[Dataset rows describing interfaces]
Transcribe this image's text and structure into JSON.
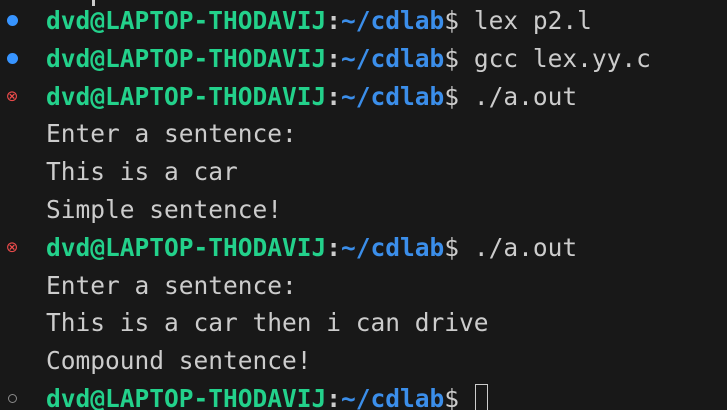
{
  "prompt": {
    "user_host": "dvd@LAPTOP-THODAVIJ",
    "separator": ":",
    "path": "~/cdlab",
    "symbol": "$"
  },
  "lines": [
    {
      "type": "prompt",
      "status": "success",
      "command": "lex p2.l"
    },
    {
      "type": "prompt",
      "status": "success",
      "command": "gcc lex.yy.c"
    },
    {
      "type": "prompt",
      "status": "error",
      "command": "./a.out"
    },
    {
      "type": "output",
      "text": "Enter a sentence:"
    },
    {
      "type": "output",
      "text": "This is a car"
    },
    {
      "type": "output",
      "text": "Simple sentence!"
    },
    {
      "type": "prompt",
      "status": "error",
      "command": "./a.out"
    },
    {
      "type": "output",
      "text": "Enter a sentence:"
    },
    {
      "type": "output",
      "text": "This is a car then i can drive"
    },
    {
      "type": "output",
      "text": "Compound sentence!"
    },
    {
      "type": "prompt",
      "status": "idle",
      "command": ""
    }
  ],
  "status_icons": {
    "success": "filled-dot-icon",
    "error": "error-circle-icon",
    "idle": "empty-circle-icon"
  },
  "colors": {
    "background": "#181818",
    "user_host": "#23d18b",
    "path": "#3b8eea",
    "text": "#cccccc",
    "success_dot": "#3794ff",
    "error_icon": "#f14c4c",
    "idle_dot": "#8b8b8b"
  },
  "error_glyph": "⊗"
}
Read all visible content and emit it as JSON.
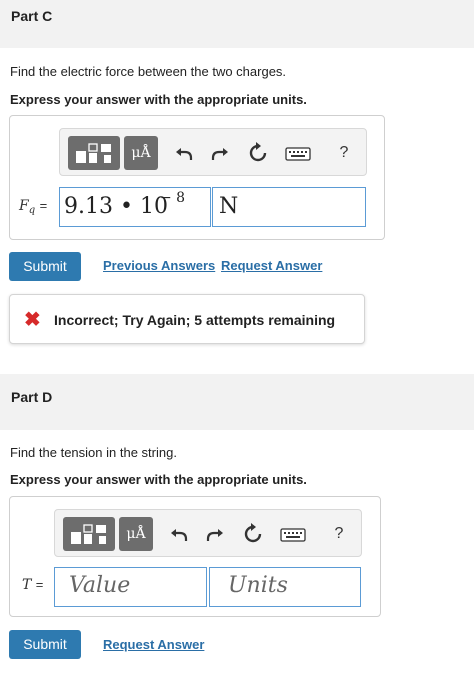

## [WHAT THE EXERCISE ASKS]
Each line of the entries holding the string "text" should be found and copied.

## [REPLY TO THE TASK]
Transcribe this image's text and structure into JSON.
      "text": "Enter a sentence:"
      "text": "This is a car"
      "text": "Simple sentence!"
      "text": "Enter a sentence:"
      "text": "This is a car then i can drive"
      "text": "Compound sentence!"
    "text": "#cccccc",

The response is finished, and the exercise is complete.